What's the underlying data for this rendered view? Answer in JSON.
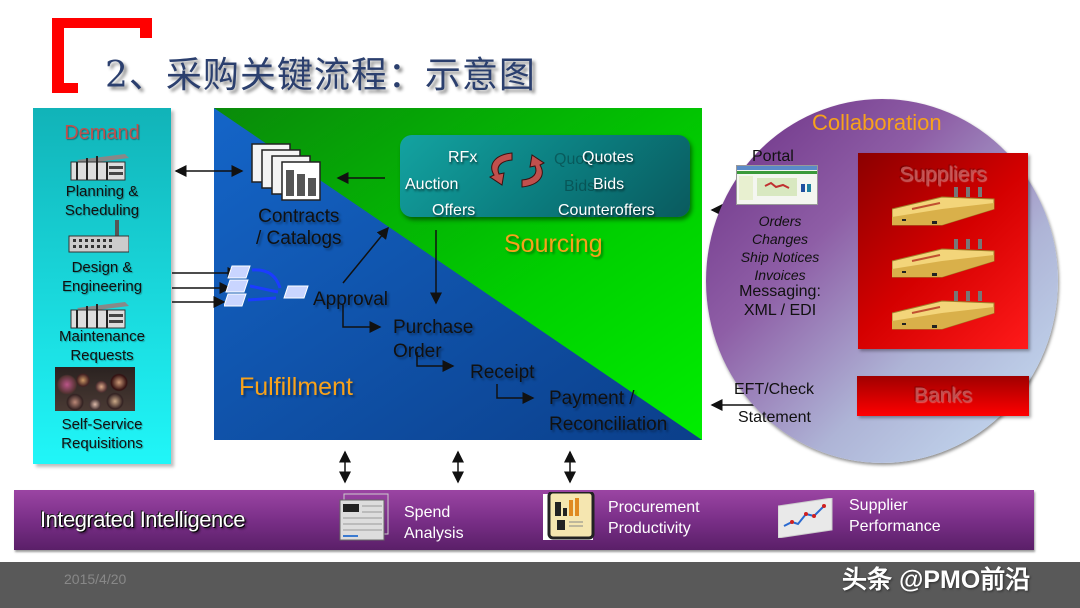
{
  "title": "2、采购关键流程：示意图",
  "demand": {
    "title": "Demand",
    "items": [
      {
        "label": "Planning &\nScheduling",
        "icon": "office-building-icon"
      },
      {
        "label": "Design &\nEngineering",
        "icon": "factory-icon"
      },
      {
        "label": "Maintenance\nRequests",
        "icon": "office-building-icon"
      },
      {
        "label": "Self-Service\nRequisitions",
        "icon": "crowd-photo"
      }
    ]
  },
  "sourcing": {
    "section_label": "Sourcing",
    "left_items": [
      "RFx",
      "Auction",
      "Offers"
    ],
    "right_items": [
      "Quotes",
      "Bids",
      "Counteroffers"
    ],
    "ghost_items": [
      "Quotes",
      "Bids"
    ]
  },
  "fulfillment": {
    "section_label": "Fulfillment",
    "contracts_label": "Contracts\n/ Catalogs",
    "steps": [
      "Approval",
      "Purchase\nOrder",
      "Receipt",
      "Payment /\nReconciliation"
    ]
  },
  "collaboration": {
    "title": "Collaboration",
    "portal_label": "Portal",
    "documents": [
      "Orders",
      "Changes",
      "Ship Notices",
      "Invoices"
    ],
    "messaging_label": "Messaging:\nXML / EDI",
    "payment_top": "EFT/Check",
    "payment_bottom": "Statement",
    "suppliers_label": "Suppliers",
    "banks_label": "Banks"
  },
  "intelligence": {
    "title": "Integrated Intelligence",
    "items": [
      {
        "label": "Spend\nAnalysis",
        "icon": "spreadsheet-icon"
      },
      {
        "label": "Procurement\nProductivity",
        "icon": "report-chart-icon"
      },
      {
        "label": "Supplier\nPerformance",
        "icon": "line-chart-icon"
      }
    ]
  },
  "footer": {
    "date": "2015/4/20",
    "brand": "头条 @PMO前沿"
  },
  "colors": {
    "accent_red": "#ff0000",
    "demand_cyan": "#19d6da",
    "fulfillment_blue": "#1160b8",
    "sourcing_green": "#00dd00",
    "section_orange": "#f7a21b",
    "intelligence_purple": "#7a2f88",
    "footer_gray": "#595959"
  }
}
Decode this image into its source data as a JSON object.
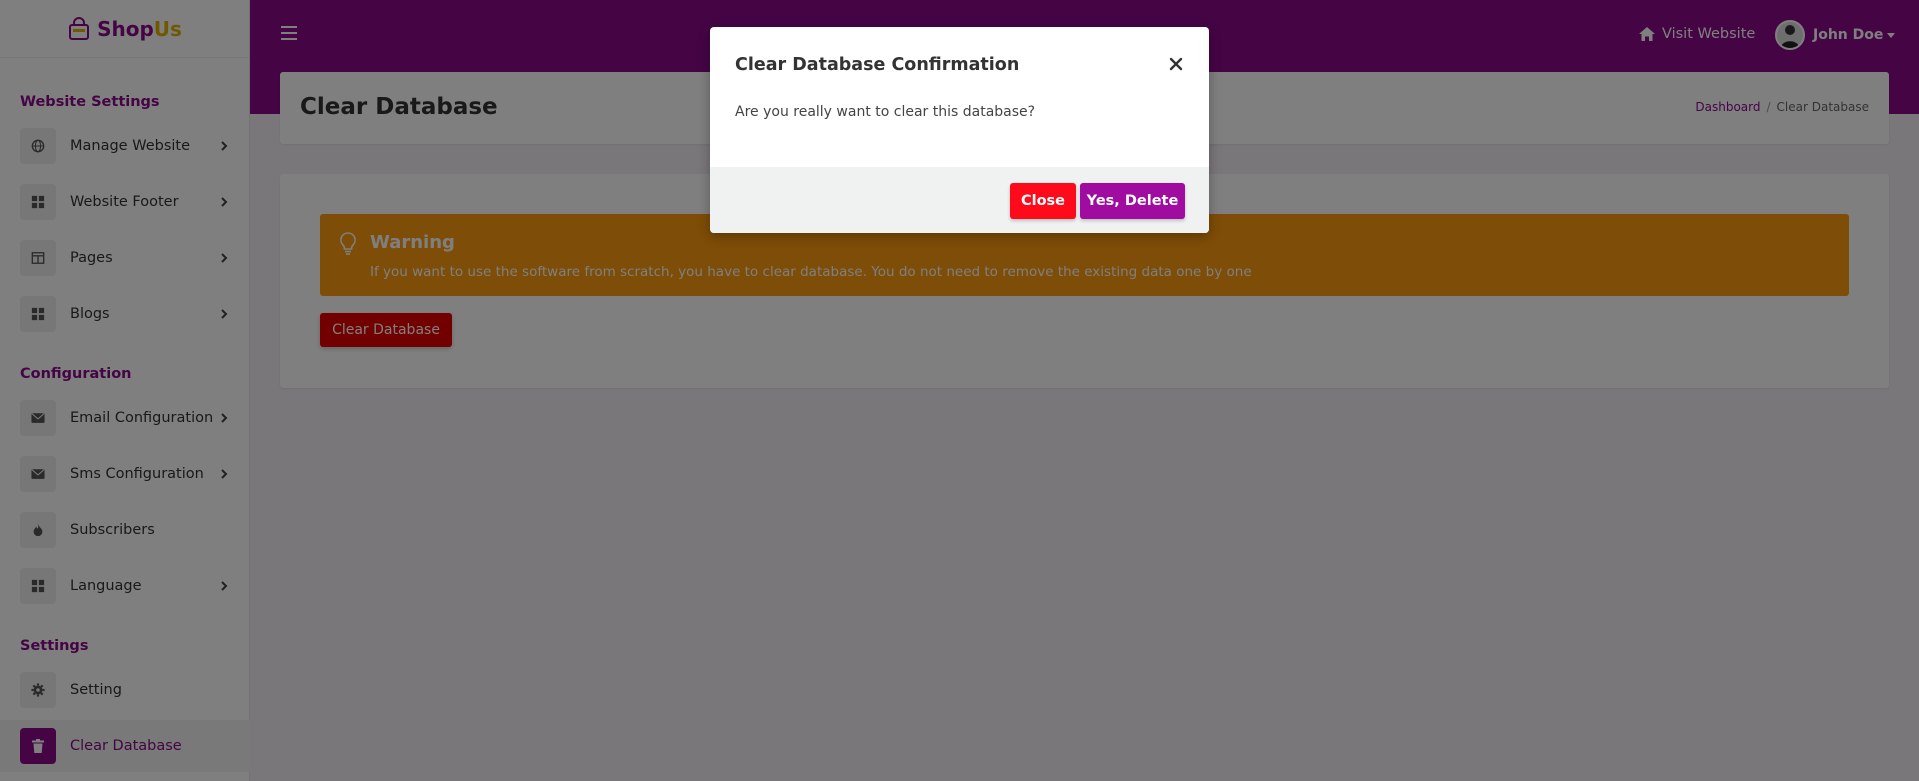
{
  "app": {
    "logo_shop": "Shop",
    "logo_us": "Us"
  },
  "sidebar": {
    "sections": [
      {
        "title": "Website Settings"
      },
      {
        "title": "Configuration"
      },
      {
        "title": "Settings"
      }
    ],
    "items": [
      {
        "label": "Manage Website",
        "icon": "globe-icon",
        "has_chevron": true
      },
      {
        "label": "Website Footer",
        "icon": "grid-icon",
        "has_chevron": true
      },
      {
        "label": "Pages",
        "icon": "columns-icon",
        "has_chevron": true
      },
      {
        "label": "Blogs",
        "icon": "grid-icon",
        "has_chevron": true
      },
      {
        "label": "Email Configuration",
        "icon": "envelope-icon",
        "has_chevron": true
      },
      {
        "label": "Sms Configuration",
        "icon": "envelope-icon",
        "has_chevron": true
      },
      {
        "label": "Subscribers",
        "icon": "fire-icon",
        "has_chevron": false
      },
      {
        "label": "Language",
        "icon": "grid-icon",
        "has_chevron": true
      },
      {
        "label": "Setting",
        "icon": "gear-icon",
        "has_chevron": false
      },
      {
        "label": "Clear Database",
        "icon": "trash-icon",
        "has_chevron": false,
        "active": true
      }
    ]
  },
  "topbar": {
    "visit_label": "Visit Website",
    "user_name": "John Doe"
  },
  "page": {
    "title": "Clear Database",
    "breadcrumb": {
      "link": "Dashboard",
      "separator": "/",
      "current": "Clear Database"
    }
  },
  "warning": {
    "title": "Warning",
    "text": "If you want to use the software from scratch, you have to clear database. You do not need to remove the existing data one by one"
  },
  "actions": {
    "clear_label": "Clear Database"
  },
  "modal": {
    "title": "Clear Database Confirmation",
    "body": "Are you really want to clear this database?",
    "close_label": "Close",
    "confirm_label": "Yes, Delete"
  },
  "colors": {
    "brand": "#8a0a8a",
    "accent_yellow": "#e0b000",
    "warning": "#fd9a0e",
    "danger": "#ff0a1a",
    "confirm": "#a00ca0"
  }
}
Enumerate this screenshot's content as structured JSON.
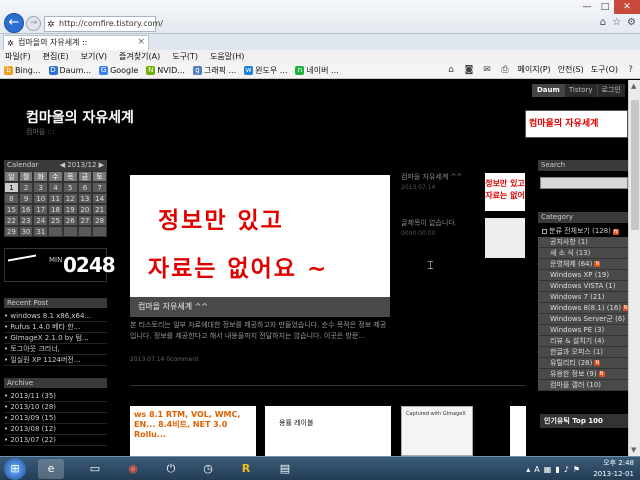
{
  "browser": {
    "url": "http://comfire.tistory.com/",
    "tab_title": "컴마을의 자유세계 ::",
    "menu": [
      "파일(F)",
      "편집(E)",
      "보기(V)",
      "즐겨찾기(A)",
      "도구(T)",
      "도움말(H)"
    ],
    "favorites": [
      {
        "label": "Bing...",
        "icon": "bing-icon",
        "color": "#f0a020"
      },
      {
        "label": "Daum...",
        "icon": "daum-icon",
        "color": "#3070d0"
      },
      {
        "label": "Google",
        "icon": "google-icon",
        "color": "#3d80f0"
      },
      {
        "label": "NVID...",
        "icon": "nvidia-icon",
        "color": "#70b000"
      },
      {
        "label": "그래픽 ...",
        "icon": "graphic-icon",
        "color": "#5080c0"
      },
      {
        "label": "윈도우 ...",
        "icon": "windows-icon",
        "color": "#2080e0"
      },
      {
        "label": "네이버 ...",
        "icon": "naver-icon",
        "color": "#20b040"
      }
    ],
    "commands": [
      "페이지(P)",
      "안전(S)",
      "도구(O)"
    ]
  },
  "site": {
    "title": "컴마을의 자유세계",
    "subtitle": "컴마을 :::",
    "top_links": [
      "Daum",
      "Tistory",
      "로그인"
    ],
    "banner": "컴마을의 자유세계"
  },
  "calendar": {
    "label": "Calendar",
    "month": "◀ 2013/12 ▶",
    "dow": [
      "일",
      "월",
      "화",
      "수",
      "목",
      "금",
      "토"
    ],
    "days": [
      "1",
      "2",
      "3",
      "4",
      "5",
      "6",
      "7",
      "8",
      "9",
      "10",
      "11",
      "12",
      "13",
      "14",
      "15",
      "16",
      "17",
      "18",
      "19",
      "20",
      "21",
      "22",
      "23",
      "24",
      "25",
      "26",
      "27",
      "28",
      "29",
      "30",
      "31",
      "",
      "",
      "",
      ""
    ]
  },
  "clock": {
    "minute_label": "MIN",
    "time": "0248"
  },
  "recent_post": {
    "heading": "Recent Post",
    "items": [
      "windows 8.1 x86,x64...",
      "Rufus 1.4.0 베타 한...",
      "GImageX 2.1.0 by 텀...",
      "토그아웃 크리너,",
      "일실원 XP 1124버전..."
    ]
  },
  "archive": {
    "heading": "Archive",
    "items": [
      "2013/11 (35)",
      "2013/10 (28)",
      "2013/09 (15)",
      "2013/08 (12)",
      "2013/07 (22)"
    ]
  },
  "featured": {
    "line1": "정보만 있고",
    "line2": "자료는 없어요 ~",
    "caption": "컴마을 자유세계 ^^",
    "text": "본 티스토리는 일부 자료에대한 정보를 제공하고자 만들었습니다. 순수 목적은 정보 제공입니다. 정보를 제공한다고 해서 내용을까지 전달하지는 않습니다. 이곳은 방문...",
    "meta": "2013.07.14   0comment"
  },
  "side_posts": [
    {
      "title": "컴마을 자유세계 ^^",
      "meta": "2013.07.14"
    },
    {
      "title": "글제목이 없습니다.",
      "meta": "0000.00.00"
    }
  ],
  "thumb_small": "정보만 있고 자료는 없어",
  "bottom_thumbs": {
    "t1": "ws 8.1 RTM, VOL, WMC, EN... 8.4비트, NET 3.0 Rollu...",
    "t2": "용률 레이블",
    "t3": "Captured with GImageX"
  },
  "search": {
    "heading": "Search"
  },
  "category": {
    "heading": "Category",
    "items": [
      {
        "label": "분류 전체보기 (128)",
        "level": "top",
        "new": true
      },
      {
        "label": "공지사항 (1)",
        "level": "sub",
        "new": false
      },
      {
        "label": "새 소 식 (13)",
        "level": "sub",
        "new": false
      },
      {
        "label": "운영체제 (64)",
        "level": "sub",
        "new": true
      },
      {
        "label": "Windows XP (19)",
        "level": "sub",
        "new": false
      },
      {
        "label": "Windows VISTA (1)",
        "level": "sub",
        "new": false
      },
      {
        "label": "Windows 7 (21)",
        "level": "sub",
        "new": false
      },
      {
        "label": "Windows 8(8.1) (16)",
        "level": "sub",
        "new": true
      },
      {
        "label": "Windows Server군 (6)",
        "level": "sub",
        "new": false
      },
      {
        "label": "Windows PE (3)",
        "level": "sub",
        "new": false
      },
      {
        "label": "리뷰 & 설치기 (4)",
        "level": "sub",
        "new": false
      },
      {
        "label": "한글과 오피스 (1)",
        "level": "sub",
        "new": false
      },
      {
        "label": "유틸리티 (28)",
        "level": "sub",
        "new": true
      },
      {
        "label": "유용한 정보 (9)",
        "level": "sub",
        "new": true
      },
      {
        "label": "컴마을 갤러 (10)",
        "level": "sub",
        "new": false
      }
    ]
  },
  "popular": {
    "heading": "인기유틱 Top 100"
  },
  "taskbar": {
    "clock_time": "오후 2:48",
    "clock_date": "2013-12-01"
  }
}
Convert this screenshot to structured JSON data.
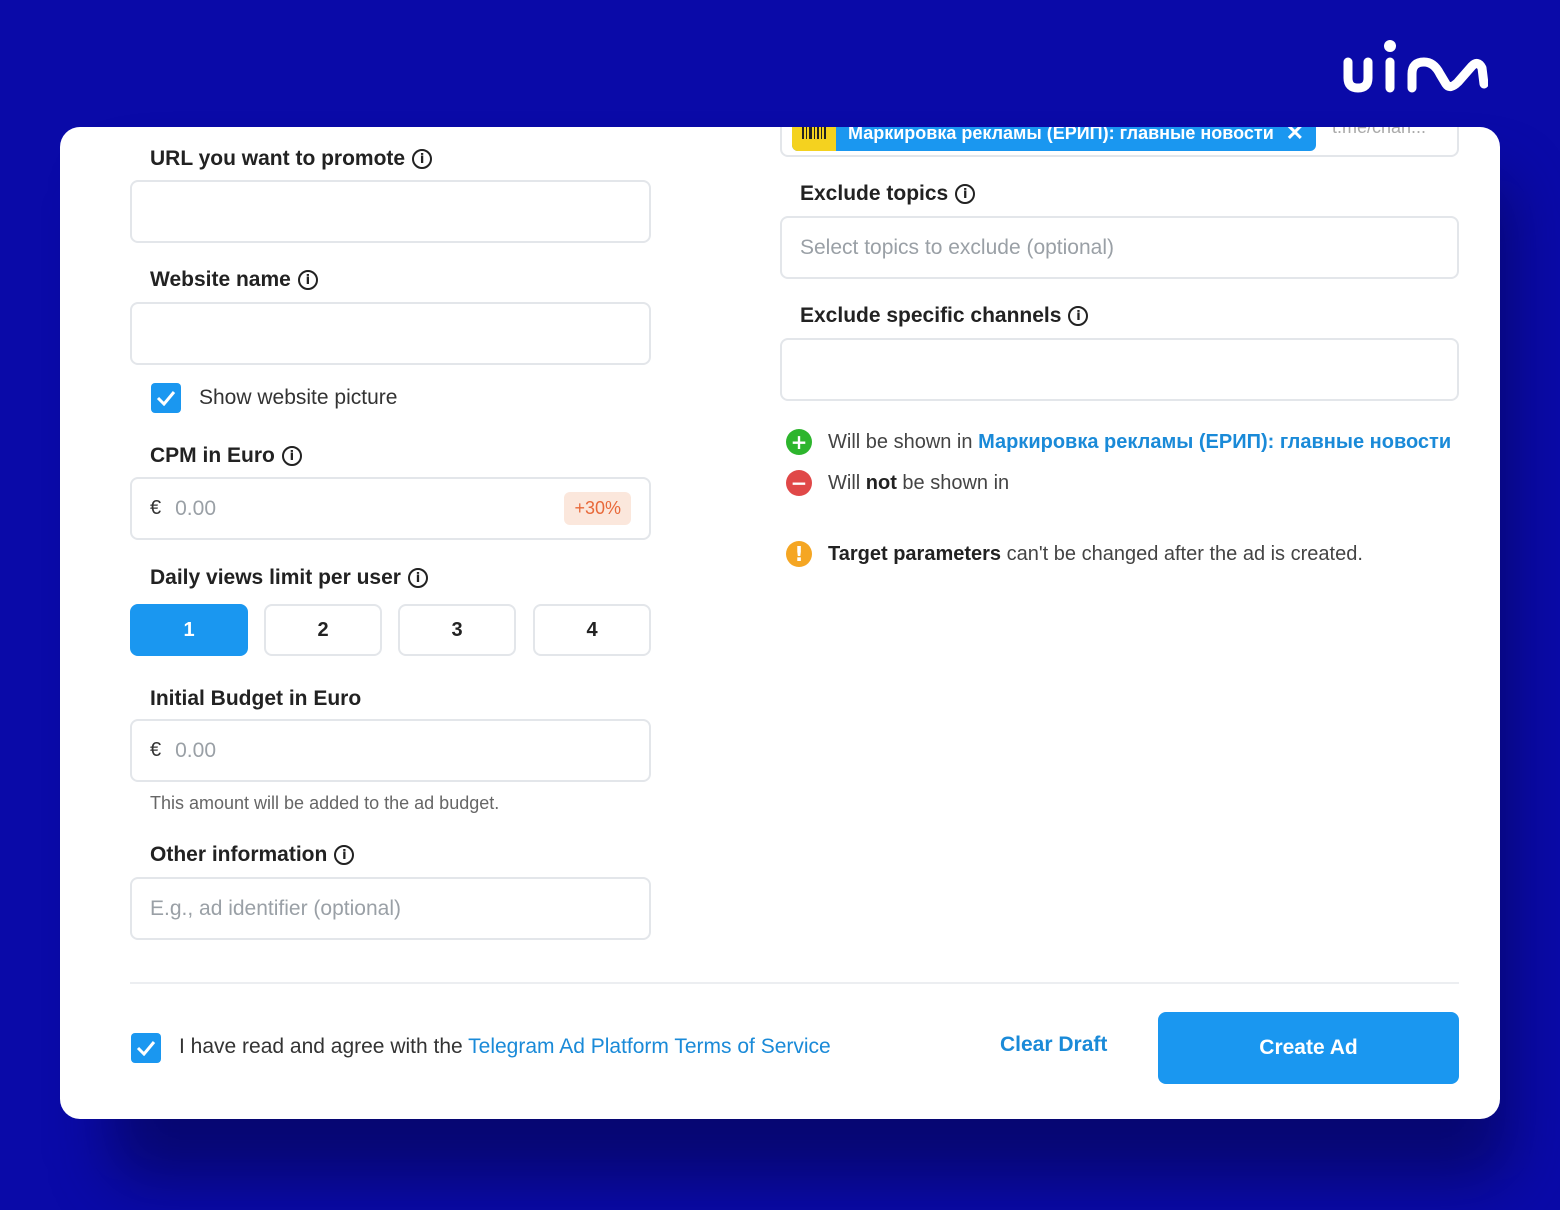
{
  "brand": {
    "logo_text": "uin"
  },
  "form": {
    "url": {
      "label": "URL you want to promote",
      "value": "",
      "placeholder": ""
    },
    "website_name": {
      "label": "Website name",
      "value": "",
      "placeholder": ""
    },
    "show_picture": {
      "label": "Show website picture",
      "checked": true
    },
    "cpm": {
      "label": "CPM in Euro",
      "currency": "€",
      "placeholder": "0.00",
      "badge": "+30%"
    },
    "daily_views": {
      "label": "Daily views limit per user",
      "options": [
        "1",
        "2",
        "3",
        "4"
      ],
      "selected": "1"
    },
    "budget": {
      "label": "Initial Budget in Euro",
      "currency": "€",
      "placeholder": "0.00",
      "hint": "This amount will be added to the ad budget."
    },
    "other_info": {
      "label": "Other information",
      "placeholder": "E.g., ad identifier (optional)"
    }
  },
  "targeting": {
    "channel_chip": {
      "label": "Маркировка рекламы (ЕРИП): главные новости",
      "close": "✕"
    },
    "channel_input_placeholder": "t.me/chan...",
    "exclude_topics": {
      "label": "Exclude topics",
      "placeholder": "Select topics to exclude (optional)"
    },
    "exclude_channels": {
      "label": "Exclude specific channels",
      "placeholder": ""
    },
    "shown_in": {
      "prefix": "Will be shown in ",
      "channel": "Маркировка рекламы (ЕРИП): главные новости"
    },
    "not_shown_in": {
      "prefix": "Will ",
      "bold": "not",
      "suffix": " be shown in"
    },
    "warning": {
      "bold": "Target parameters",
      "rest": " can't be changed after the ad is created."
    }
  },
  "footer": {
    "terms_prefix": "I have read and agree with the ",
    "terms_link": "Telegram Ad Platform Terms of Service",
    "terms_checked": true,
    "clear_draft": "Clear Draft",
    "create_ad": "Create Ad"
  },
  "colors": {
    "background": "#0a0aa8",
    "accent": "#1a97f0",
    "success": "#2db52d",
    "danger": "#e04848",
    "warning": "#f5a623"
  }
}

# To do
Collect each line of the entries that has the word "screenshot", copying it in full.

# Task result
Enumerate this screenshot's content as structured JSON.
Convert this screenshot to structured JSON data.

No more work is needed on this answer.